However a hedge per definition has a linear aspect AND (not or) a function as barrier, border (could be decorative) or boundary. It explicitly doesn't restrict the use of hedge to its height or size, or if it's managed or maintained. What someone considers as a hedge or scrub, shrub or bush depends on these two major conditions with clearly an "AND". I understand, that in some cases it is subjective that something has a "linear" character or not, so the statement that "barrier=hedge" does not apply for these cases is perfectly to understand, as is your interpretation that these, at least in some cases, are organised in a linear fashion. What is needed is to clarify this, as you can conclude from the Tagging talk pages there is already large consensus that these should be tagged as natural=scrub. Flowerbed is a landuse tag, it is intended to describe the use of the land the vegetation is growing on. Using the natural tag is to describe or map separately the type of vegetation, eventually attributed to describe it's purpose or how it is managed. It also allows to use it on top of the landuse tagging, as in your proposal, drawing a separate area and tagging it as natural=scrub within the flowerbed area. Same way is you could f.i. add a tree or wood tagged node, way or area to the flowerbed.
Bert Araali (talk) 16:36, 14 February 2021 (UTC)
The real use case is that an areal hedge cannot and should never be routed through because the examples shown cannot be walked through. This presumption is explicitly not the case for any other landuse tag. Otherwise it's just a tree row or a set bushes that can be mapped independently.
Same principle as water features: you wouldn't want to route through these areas. But a landuse tag is not the way to do it. Circeus (talk) 18:12, 14 February 2021 (UTC)
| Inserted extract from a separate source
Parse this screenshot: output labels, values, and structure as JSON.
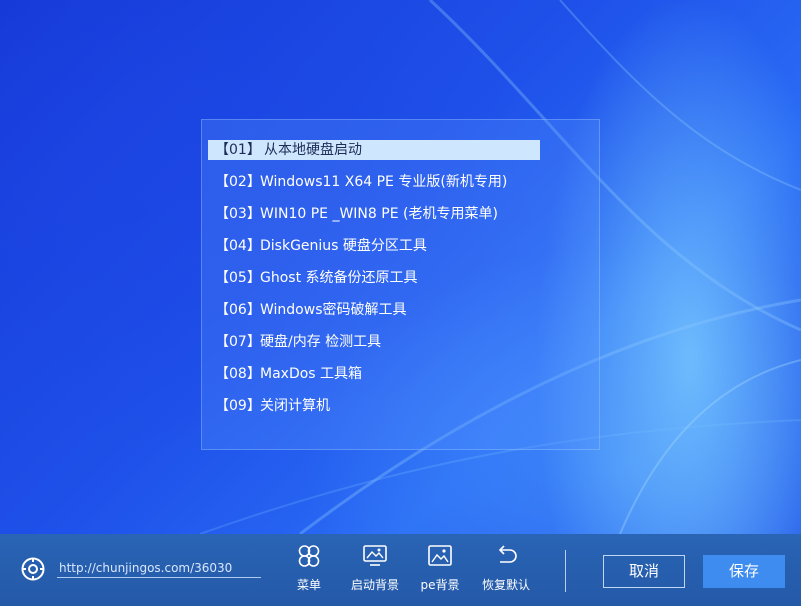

A single natural=shrub as *Node*:

inside an *Area* natural=scrub:

Everything works fine and there is no botanical need to differ "cultivated" from "uncultivated" OSM-land. ... Jo Cassel (talk) 17:09, 14 February 2021 (UTC)
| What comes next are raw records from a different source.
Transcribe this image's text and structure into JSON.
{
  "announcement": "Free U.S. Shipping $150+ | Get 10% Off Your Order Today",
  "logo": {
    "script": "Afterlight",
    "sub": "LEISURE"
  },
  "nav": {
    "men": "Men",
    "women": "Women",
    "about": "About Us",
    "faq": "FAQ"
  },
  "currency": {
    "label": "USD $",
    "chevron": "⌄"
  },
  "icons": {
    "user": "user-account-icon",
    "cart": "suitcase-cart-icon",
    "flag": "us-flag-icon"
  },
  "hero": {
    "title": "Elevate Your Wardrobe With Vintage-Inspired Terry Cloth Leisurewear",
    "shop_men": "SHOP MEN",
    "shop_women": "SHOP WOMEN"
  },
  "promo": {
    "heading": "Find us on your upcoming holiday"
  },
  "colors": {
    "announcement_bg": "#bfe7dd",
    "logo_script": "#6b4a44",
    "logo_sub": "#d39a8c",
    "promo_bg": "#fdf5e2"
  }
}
A single or multiple natural=tree in natural=wood, everything works fine, however bad mapping practice. Scrub covers bushes and shrubs, stunted trees, bad practice to try to map all individual shrubs. If it is however to emphasize a distinctive like f.i. landmark or ornamental bush in a scrub area, it is a good solution. As well as I would map large individual or distinctive trees in a scrub area or even wood areas.---- Bert Araali (talk) 18:05, 14 February 2021 (UTC)
... trees instead of bushes: a single natural=tree as *Node*:
inside an *Area* natural=wood:
Everything works fine, no further Tags needed.... Jo Cassel (talk) 12:03, 15 February 2021 (UTC)